EEOC and Government Litigation

On April 17, 2020 the EEOC updated its’ Technical Assistance Questions and Answers to provide employers with additional guidance interpreting the ADA, Rehabilitation Act, and other EEO Laws in the midst of the COVID-19 pandemic.  The EEOC first reminds employers that while these laws continue to apply, employers should still adhere to the ever-changing guidelines and suggestions made by the CDC or state/local health authorities.  With that in mind, the new guidance addresses several topics.
Continue Reading EEOC Updates Guidance Regarding the ADA, Rehabilitation Act, Other EEO Laws and COVID-19

Dollar General and the Equal Employment Opportunity Commission recently settled a six-year-old Title VII lawsuit.  The EEOC brought its race discrimination claim on behalf of a Charging Party and a class of Black job applicants, alleging that Dollar General’s use of criminal justice history information in the hiring process had a disparate impact on Black applicants.
Continue Reading The EEOC Settles Six-Year-Old Lawsuit Attacking Background Check Policy

Earlier this year, a U.S. District Court in Washington, D.C. ordered the EEOC to collect two years’ worth of EEO-1 Component 2 pay data from mid-size and large employers by a deadline of September 30, 2019.  In its most recent status report on the subject, however, the agency revealed it did not collect enough data to satisfy the judge’s response criteria, having received submissions from only 39.7% of eligible employers.
Continue Reading EEO-1 Component 2 Pay Data Update

After a nearly six-year legal battle, the Fifth Circuit has struck down the U.S. Equal Employment Opportunity Commission’s 2012 Enforcement Guidance on the consideration of criminal history in employment decisions.  On August 6, a three-judge panel held that the Guidance was a substantive rule the EEOC had no authority to issue and that the EEOC can no longer enforce the Guidance or treat it as binding in any respect.
Continue Reading EEOC Criminal History Guidance Struck Down by Fifth Circuit

In a unanimous 9-0 decision authored by Justice Ginsburg, the U.S. Supreme Court resolved a split amongst the circuit courts of whether filing a charge of discrimination pursuant to Title VII is a jurisdictional prerequisite or a claims-processing rule.
Continue Reading SCOTUS Unanimously Holds That Charge Filing Requirement in Title VII is Procedural, Not Jurisdictional

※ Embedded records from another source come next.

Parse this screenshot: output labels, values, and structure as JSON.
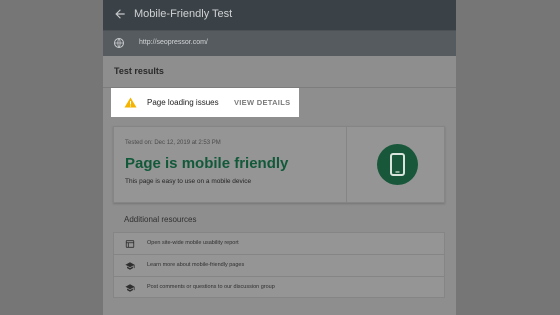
{
  "appbar": {
    "title": "Mobile-Friendly Test",
    "back_icon": "arrow-back-icon"
  },
  "urlbar": {
    "url": "http://seopressor.com/",
    "icon": "globe-icon"
  },
  "results": {
    "heading": "Test results"
  },
  "issue_banner": {
    "icon": "warning-icon",
    "label": "Page loading issues",
    "action": "VIEW DETAILS"
  },
  "result_card": {
    "tested_on": "Tested on: Dec 12, 2019 at 2:53 PM",
    "title": "Page is mobile friendly",
    "subtitle": "This page is easy to use on a mobile device",
    "badge_icon": "smartphone-icon"
  },
  "resources": {
    "heading": "Additional resources",
    "items": [
      {
        "label": "Open site-wide mobile usability report",
        "icon": "report-icon"
      },
      {
        "label": "Learn more about mobile-friendly pages",
        "icon": "school-icon"
      },
      {
        "label": "Post comments or questions to our discussion group",
        "icon": "school-icon"
      }
    ]
  },
  "colors": {
    "appbar": "#3b4247",
    "success": "#12593a",
    "warning": "#f4b400"
  }
}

The opioid epidemic is causing employers to consider the best ways to ensure a safe workplace, but companies should be careful when addressing employees’ prescription drug use.  Recent court filings and settlements by the Equal Employment Opportunity Commission illustrate the potential pitfalls employers face when attempting to implement a drug-free workplace.
Continue Reading Employers’ Prescription Drug Use Policies Coming Under Scrutiny

The #MeToo movement has galvanized many into taking action to fight workplace harassment. Since the movement began in the fall of last year, the Equal Employment Opportunity Commission—tasked with enforcing laws prohibiting sexual harassment—has indicated it has seen an uptick in the amount of traffic to its website.
Continue Reading EEOC Seeks to Capitalize on #MeToo Movement to Combat Harassment